Tag Archives: Continential Philosophy
Last year I published a book entitled Freedom of the Self which was essentially an extended meditation on missional and emergent theology in light of kenosis. The book gets into areas of Continental philosophy as well and is one of those arguments in theology that often casts you as a radical, heretic, apostate or worse. One of the points I tried to make in the book is that the … There’s more to read here.

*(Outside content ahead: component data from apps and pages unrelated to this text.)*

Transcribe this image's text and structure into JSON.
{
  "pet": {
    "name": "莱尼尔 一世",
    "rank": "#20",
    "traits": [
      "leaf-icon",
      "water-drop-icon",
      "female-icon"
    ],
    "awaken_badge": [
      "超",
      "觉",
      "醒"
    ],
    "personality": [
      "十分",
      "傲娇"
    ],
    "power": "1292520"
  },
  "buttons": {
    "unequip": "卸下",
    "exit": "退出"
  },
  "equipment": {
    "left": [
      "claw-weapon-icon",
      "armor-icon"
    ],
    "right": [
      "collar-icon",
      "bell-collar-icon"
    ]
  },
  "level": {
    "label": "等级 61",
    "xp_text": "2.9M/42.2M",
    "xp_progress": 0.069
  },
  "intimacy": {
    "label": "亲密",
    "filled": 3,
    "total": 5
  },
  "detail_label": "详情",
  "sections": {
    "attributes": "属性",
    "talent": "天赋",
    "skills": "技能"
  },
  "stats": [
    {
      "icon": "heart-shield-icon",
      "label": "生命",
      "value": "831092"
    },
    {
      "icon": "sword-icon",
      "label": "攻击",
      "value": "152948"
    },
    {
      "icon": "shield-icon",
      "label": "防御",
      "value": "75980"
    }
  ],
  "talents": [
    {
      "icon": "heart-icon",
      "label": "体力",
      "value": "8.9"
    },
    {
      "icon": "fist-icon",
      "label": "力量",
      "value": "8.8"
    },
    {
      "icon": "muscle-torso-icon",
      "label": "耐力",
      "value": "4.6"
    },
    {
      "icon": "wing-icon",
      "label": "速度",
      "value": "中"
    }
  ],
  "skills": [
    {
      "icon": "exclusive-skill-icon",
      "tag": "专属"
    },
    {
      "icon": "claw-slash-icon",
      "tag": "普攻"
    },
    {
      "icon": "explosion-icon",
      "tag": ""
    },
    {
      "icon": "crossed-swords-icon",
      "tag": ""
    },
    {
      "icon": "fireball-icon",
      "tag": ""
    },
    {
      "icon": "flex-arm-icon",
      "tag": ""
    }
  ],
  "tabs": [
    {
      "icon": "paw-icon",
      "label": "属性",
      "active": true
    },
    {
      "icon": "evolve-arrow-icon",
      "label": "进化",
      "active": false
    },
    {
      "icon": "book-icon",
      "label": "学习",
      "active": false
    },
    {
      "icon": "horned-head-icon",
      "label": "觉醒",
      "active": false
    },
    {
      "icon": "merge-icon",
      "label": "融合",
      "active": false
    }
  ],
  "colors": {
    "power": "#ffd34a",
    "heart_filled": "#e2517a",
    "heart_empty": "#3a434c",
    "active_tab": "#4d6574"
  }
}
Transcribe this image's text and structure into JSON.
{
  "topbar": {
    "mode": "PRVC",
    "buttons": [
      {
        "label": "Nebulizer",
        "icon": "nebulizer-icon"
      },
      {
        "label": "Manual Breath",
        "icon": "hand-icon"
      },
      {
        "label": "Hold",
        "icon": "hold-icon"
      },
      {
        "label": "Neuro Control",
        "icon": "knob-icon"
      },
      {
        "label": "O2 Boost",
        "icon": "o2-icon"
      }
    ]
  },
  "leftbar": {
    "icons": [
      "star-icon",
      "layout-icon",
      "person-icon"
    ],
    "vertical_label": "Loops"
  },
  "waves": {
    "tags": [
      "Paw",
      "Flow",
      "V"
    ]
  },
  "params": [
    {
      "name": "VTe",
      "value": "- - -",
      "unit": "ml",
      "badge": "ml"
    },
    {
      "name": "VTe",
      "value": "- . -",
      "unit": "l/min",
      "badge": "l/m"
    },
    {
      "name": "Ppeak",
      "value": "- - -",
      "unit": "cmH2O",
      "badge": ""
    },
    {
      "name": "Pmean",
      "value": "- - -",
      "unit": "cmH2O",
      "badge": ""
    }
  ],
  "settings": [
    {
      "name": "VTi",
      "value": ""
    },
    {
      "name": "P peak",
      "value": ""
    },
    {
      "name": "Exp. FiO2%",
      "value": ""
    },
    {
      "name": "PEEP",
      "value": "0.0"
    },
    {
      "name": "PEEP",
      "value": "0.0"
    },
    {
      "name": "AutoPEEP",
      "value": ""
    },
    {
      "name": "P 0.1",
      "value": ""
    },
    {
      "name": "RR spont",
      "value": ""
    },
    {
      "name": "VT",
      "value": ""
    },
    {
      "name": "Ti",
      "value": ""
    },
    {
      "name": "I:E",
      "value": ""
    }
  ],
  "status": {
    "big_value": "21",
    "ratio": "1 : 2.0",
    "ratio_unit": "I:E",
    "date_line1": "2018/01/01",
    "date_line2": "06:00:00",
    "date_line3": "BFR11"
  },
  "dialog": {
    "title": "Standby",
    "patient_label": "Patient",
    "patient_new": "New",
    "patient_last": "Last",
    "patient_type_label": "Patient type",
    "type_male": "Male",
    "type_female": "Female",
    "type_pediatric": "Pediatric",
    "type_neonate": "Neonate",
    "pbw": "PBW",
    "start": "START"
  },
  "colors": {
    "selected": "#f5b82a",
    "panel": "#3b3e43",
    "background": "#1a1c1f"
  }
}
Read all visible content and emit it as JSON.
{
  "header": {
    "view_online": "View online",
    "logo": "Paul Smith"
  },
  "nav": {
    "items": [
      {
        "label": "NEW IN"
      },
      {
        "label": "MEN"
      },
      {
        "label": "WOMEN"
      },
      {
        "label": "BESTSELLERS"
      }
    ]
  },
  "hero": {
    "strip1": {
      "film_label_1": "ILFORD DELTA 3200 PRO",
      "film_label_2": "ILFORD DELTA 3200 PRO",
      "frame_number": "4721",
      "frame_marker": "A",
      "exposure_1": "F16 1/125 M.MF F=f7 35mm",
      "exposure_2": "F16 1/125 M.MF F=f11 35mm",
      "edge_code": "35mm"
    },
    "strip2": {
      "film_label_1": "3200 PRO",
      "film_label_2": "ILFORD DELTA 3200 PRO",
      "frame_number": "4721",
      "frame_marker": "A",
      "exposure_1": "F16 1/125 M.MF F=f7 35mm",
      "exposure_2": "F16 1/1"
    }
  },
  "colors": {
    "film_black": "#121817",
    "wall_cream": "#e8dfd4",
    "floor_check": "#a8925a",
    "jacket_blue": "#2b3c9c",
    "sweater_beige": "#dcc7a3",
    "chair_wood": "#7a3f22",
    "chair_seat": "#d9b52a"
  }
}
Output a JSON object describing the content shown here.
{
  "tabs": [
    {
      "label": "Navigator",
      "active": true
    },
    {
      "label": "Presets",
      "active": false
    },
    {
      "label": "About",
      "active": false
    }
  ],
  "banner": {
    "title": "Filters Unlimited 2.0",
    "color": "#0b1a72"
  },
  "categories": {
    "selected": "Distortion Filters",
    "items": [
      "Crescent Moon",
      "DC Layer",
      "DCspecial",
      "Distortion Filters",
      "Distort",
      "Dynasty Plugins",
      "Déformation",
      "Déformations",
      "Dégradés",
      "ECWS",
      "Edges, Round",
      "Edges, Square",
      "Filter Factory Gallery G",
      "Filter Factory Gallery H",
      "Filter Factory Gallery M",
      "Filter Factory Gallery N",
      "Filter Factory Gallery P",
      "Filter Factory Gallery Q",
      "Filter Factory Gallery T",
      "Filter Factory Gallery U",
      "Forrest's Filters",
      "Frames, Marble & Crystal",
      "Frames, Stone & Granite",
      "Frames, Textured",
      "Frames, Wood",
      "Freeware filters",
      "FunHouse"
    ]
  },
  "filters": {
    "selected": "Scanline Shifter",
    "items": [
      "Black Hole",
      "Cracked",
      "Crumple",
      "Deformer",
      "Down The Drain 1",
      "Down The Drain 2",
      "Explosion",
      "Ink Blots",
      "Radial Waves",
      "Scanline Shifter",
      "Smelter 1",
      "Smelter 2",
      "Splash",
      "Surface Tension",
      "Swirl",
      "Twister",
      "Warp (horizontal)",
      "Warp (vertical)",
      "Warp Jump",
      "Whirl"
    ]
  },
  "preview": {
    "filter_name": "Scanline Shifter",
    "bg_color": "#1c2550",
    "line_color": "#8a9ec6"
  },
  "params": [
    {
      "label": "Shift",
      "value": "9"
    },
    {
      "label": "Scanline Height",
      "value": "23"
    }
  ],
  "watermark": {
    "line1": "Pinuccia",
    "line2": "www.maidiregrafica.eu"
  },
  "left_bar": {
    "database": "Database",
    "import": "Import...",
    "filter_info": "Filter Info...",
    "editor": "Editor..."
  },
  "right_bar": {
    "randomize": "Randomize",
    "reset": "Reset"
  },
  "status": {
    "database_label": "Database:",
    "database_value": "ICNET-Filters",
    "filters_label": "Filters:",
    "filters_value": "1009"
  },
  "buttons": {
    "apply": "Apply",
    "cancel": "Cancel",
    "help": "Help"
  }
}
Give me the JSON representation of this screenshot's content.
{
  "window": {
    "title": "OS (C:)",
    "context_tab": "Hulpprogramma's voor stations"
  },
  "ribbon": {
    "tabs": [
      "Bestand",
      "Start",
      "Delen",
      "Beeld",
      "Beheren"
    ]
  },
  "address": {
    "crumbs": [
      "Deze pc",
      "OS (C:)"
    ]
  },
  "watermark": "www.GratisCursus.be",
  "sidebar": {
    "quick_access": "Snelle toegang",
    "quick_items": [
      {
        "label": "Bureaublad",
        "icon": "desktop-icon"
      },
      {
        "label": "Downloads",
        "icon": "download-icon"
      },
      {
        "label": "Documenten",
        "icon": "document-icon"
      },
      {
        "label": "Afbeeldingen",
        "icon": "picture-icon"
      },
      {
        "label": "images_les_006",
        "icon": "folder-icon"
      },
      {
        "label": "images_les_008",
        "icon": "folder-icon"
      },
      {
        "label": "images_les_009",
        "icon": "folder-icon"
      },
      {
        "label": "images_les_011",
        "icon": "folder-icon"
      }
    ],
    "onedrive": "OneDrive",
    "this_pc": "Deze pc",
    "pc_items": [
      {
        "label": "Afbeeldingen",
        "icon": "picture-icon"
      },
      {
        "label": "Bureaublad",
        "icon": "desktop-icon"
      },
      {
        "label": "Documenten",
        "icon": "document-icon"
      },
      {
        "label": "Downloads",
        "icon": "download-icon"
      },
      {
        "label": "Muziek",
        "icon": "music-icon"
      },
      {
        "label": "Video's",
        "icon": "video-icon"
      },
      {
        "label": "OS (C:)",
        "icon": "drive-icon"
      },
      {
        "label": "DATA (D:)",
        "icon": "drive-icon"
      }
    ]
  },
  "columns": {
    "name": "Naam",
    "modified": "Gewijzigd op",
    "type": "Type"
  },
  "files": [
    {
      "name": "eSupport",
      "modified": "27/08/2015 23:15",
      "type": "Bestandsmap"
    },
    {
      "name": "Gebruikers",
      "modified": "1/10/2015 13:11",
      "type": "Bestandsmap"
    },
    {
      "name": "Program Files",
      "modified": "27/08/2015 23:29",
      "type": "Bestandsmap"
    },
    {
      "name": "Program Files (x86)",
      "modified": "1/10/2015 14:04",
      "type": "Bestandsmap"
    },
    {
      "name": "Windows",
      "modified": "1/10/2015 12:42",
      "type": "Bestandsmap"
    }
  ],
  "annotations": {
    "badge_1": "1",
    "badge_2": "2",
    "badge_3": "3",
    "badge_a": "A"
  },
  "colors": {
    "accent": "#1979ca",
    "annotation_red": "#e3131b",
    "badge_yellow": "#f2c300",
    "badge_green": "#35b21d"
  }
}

One of the challenges I face as a theologian working with educators in the public school system is helping teachers discover courage and hopefully a passion for engaging students in a life of the spirit as much as a life of the mind. This is no easy task. Teachers in elementary and secondary schools are under huge pressure to ‘teach for the test’ and constantly assessing students in ways that focus … There’s more to read here.
As I have begun to receive comments on my recent book Freedom of the Self, one of the questions I have had is for follow-up reading – people who are tilling the same soil I am seeking to work in bringing together continental philosophy, Christian mysticism, and a deep concern for the contemporary accelerated culture within which live in Western culture. One of the books I point people to … There’s more to read here.
10 resolutions for ‘twenty-ten’ from ‘Freedom of the Self’ – make this decade selfless and self-full rather than selfish
In my new book – Freedom of the Self: Kenosis, Cultural Identity and Mission at the Crossroads – I outline an argument to move away from the posture of consumerism and into what I call “the Kenotic Self” based on Philippians 2:5-11. In the book I track the forgotten path of the Kenotic self in philosophy dating back to Aristotle and Augustine through to Derrida, Levinas and Jean-Luc Marion and … There’s more to read here.
I was in fourth grade when Paul McCartney’s musings in 1976 that ‘you think that people would’ve had enough of silly love songs, I look around me and I see it isn’t so…oh no…’ filled the airwaves. Retrofitted by Ewan McGregor and Nicole Kidman during a montage dance number in Baz Luhrmann’s film Moulin Rouge in 2001, the question of whether there is a place for love anymore continues to perplex and … There’s more to read here.